◆ WORK TASK: Without the pictures, write out every entry that follows exactly.
[SOURCE DATA — start]
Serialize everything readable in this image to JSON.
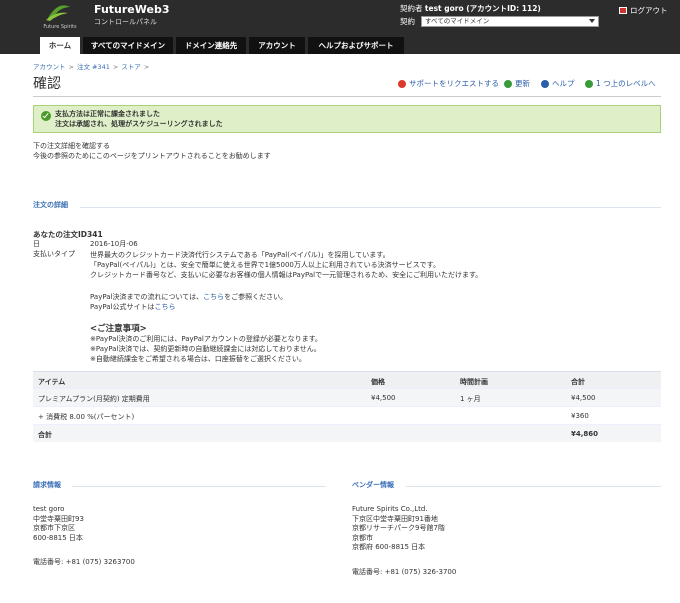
{
  "header": {
    "logo_text": "Future Spirits",
    "brand_name": "FutureWeb3",
    "brand_sub": "コントロールパネル",
    "account_prefix": "契約者",
    "account_user": "test goro (アカウントID: 112)",
    "contract_label": "契約",
    "contract_value": "すべてのマイドメイン",
    "logout_label": "ログアウト"
  },
  "nav": {
    "tabs": [
      {
        "label": "ホーム"
      },
      {
        "label": "すべてのマイドメイン"
      },
      {
        "label": "ドメイン連絡先"
      },
      {
        "label": "アカウント"
      },
      {
        "label": "ヘルプおよびサポート"
      }
    ]
  },
  "breadcrumb": [
    "アカウント",
    "注文 #341",
    "ストア"
  ],
  "page": {
    "title": "確認",
    "actions": {
      "support": "サポートをリクエストする",
      "refresh": "更新",
      "help": "ヘルプ",
      "up": "1 つ上のレベルへ"
    }
  },
  "alert": {
    "line1": "支払方法は正常に課金されました",
    "line2": "注文は承認され、処理がスケジューリングされました"
  },
  "intro": {
    "line1": "下の注文詳細を確認する",
    "line2": "今後の参照のためにこのページをプリントアウトされることをお勧めします"
  },
  "order": {
    "section_title": "注文の詳細",
    "title": "あなたの注文ID341",
    "date_label": "日",
    "date_value": "2016-10月-06",
    "paytype_label": "支払いタイプ",
    "pay_lines": [
      "世界最大のクレジットカード決済代行システムである「PayPal(ペイパル)」を採用しています。",
      "「PayPal(ペイパル)」とは、安全で簡単に使える世界で1億5000万人以上に利用されている決済サービスです。",
      "クレジットカード番号など、支払いに必要なお客様の個人情報はPayPalで一元管理されるため、安全にご利用いただけます。"
    ],
    "flow_prefix": "PayPal決済までの流れについては、",
    "flow_link": "こちら",
    "flow_suffix": "をご参照ください。",
    "site_prefix": "PayPal公式サイトは",
    "site_link": "こちら",
    "notice_title": "<ご注意事項>",
    "notice_lines": [
      "※PayPal決済のご利用には、PayPalアカウントの登録が必要となります。",
      "※PayPal決済では、契約更新時の自動継続課金には対応しておりません。",
      "※自動継続課金をご希望される場合は、口座振替をご選択ください。"
    ]
  },
  "table": {
    "headers": {
      "item": "アイテム",
      "price": "価格",
      "period": "時間計画",
      "total": "合計"
    },
    "rows": [
      {
        "item": "プレミアムプラン(月契約) 定期費用",
        "price": "¥4,500",
        "period": "1 ヶ月",
        "total": "¥4,500"
      },
      {
        "item": "+ 消費税 8.00 %(パーセント)",
        "price": "",
        "period": "",
        "total": "¥360"
      }
    ],
    "sum_label": "合計",
    "sum_value": "¥4,860"
  },
  "billing": {
    "title": "請求情報",
    "lines": [
      "test goro",
      "中堂寺粟田町93",
      "京都市下京区",
      "600-8815 日本"
    ],
    "phone": "電話番号: +81 (075) 3263700"
  },
  "vendor": {
    "title": "ベンダー情報",
    "lines": [
      "Future Spirits Co.,Ltd.",
      "下京区中堂寺粟田町91番地",
      "京都リサーチパーク9号館7階",
      "京都市",
      "京都府 600-8815 日本"
    ],
    "phone": "電話番号: +81 (075) 326-3700"
  }
}
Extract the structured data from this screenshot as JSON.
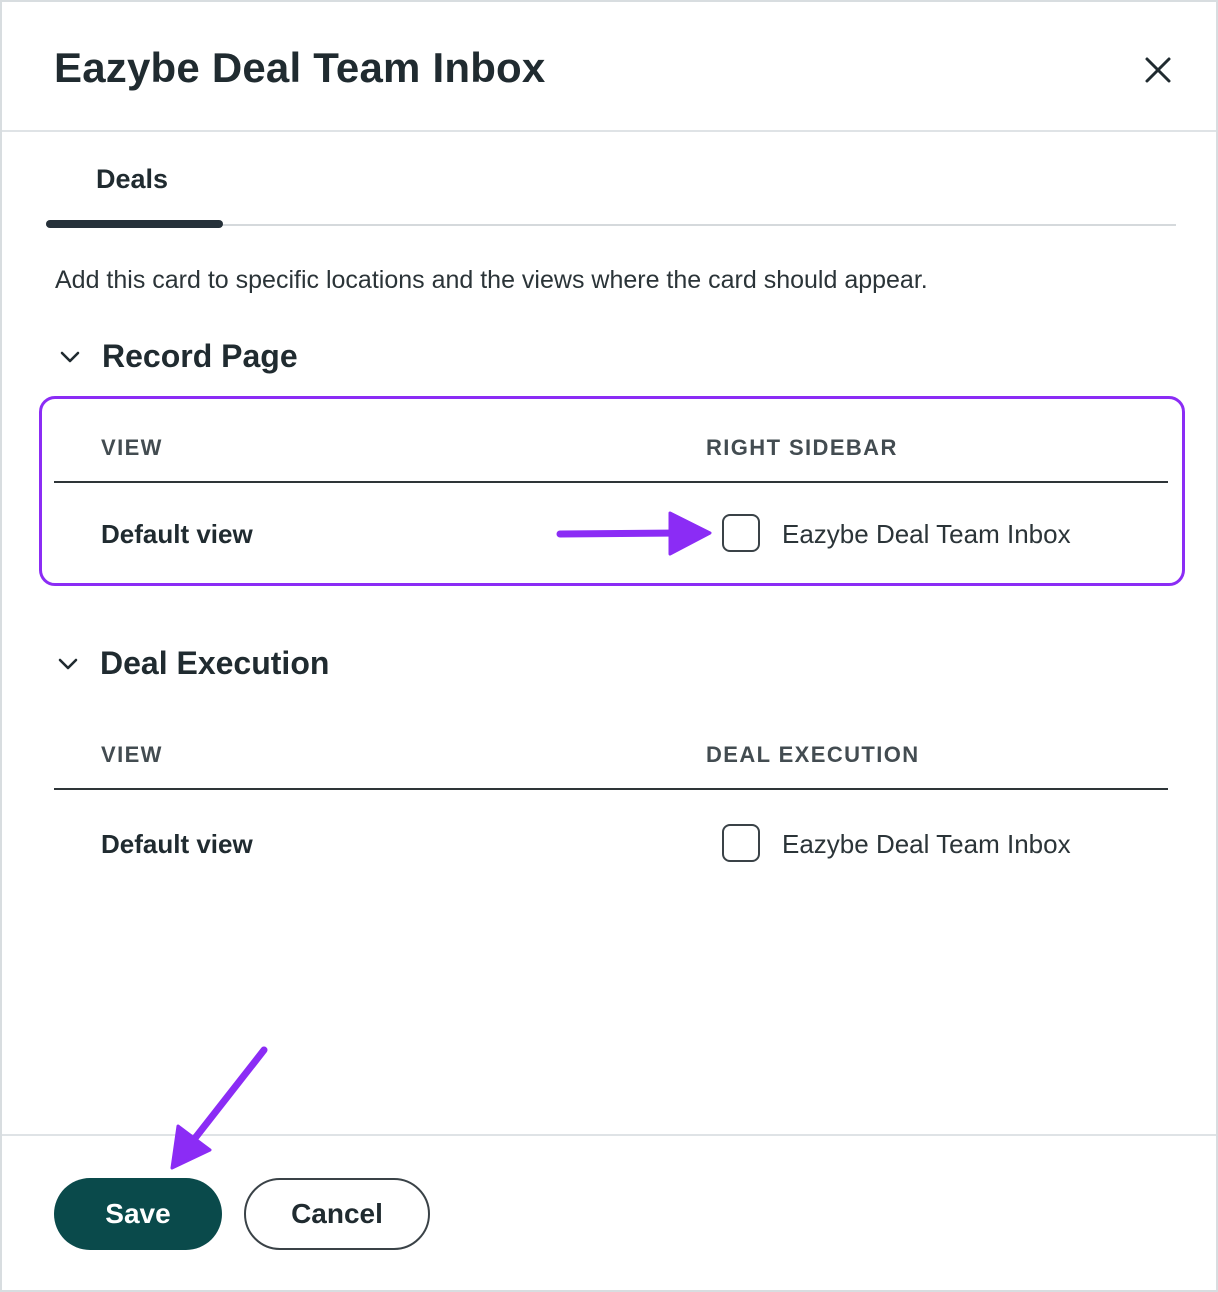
{
  "dialog": {
    "title": "Eazybe Deal Team Inbox",
    "close_icon": "close-icon"
  },
  "tabs": [
    {
      "label": "Deals",
      "active": true
    }
  ],
  "description": "Add this card to specific locations and the views where the card should appear.",
  "sections": [
    {
      "title": "Record Page",
      "expanded": true,
      "column_headers": [
        "VIEW",
        "RIGHT SIDEBAR"
      ],
      "rows": [
        {
          "view": "Default view",
          "option_label": "Eazybe Deal Team Inbox",
          "checked": false
        }
      ]
    },
    {
      "title": "Deal Execution",
      "expanded": true,
      "column_headers": [
        "VIEW",
        "DEAL EXECUTION"
      ],
      "rows": [
        {
          "view": "Default view",
          "option_label": "Eazybe Deal Team Inbox",
          "checked": false
        }
      ]
    }
  ],
  "footer": {
    "save_label": "Save",
    "cancel_label": "Cancel"
  },
  "colors": {
    "accent_annotation": "#8b2cf5",
    "save_button": "#0a4a4b",
    "text_primary": "#202b30"
  },
  "icons": {
    "section_toggle": "chevron-down-icon",
    "annotation": "arrow-icon"
  }
}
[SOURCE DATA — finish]
◆ RESULT BELOW:
Serialize everything readable in this image to JSON.
{
  "header": {
    "logo_text": "Future Spirits",
    "brand_name": "FutureWeb3",
    "brand_sub": "コントロールパネル",
    "account_prefix": "契約者",
    "account_user": "test goro (アカウントID: 112)",
    "contract_label": "契約",
    "contract_value": "すべてのマイドメイン",
    "logout_label": "ログアウト"
  },
  "nav": {
    "tabs": [
      {
        "label": "ホーム"
      },
      {
        "label": "すべてのマイドメイン"
      },
      {
        "label": "ドメイン連絡先"
      },
      {
        "label": "アカウント"
      },
      {
        "label": "ヘルプおよびサポート"
      }
    ]
  },
  "breadcrumb": [
    "アカウント",
    "注文 #341",
    "ストア"
  ],
  "page": {
    "title": "確認",
    "actions": {
      "support": "サポートをリクエストする",
      "refresh": "更新",
      "help": "ヘルプ",
      "up": "1 つ上のレベルへ"
    }
  },
  "alert": {
    "line1": "支払方法は正常に課金されました",
    "line2": "注文は承認され、処理がスケジューリングされました"
  },
  "intro": {
    "line1": "下の注文詳細を確認する",
    "line2": "今後の参照のためにこのページをプリントアウトされることをお勧めします"
  },
  "order": {
    "section_title": "注文の詳細",
    "title": "あなたの注文ID341",
    "date_label": "日",
    "date_value": "2016-10月-06",
    "paytype_label": "支払いタイプ",
    "pay_lines": [
      "世界最大のクレジットカード決済代行システムである「PayPal(ペイパル)」を採用しています。",
      "「PayPal(ペイパル)」とは、安全で簡単に使える世界で1億5000万人以上に利用されている決済サービスです。",
      "クレジットカード番号など、支払いに必要なお客様の個人情報はPayPalで一元管理されるため、安全にご利用いただけます。"
    ],
    "flow_prefix": "PayPal決済までの流れについては、",
    "flow_link": "こちら",
    "flow_suffix": "をご参照ください。",
    "site_prefix": "PayPal公式サイトは",
    "site_link": "こちら",
    "notice_title": "<ご注意事項>",
    "notice_lines": [
      "※PayPal決済のご利用には、PayPalアカウントの登録が必要となります。",
      "※PayPal決済では、契約更新時の自動継続課金には対応しておりません。",
      "※自動継続課金をご希望される場合は、口座振替をご選択ください。"
    ]
  },
  "table": {
    "headers": {
      "item": "アイテム",
      "price": "価格",
      "period": "時間計画",
      "total": "合計"
    },
    "rows": [
      {
        "item": "プレミアムプラン(月契約) 定期費用",
        "price": "¥4,500",
        "period": "1 ヶ月",
        "total": "¥4,500"
      },
      {
        "item": "+ 消費税 8.00 %(パーセント)",
        "price": "",
        "period": "",
        "total": "¥360"
      }
    ],
    "sum_label": "合計",
    "sum_value": "¥4,860"
  },
  "billing": {
    "title": "請求情報",
    "lines": [
      "test goro",
      "中堂寺粟田町93",
      "京都市下京区",
      "600-8815 日本"
    ],
    "phone": "電話番号: +81 (075) 3263700"
  },
  "vendor": {
    "title": "ベンダー情報",
    "lines": [
      "Future Spirits Co.,Ltd.",
      "下京区中堂寺粟田町91番地",
      "京都リサーチパーク9号館7階",
      "京都市",
      "京都府 600-8815 日本"
    ],
    "phone": "電話番号: +81 (075) 326-3700"
  }
}
Extract the structured data from this screenshot as JSON.
{
  "dialog": {
    "title": "Eazybe Deal Team Inbox",
    "close_icon": "close-icon"
  },
  "tabs": [
    {
      "label": "Deals",
      "active": true
    }
  ],
  "description": "Add this card to specific locations and the views where the card should appear.",
  "sections": [
    {
      "title": "Record Page",
      "expanded": true,
      "column_headers": [
        "VIEW",
        "RIGHT SIDEBAR"
      ],
      "rows": [
        {
          "view": "Default view",
          "option_label": "Eazybe Deal Team Inbox",
          "checked": false
        }
      ]
    },
    {
      "title": "Deal Execution",
      "expanded": true,
      "column_headers": [
        "VIEW",
        "DEAL EXECUTION"
      ],
      "rows": [
        {
          "view": "Default view",
          "option_label": "Eazybe Deal Team Inbox",
          "checked": false
        }
      ]
    }
  ],
  "footer": {
    "save_label": "Save",
    "cancel_label": "Cancel"
  },
  "colors": {
    "accent_annotation": "#8b2cf5",
    "save_button": "#0a4a4b",
    "text_primary": "#202b30"
  },
  "icons": {
    "section_toggle": "chevron-down-icon",
    "annotation": "arrow-icon"
  }
}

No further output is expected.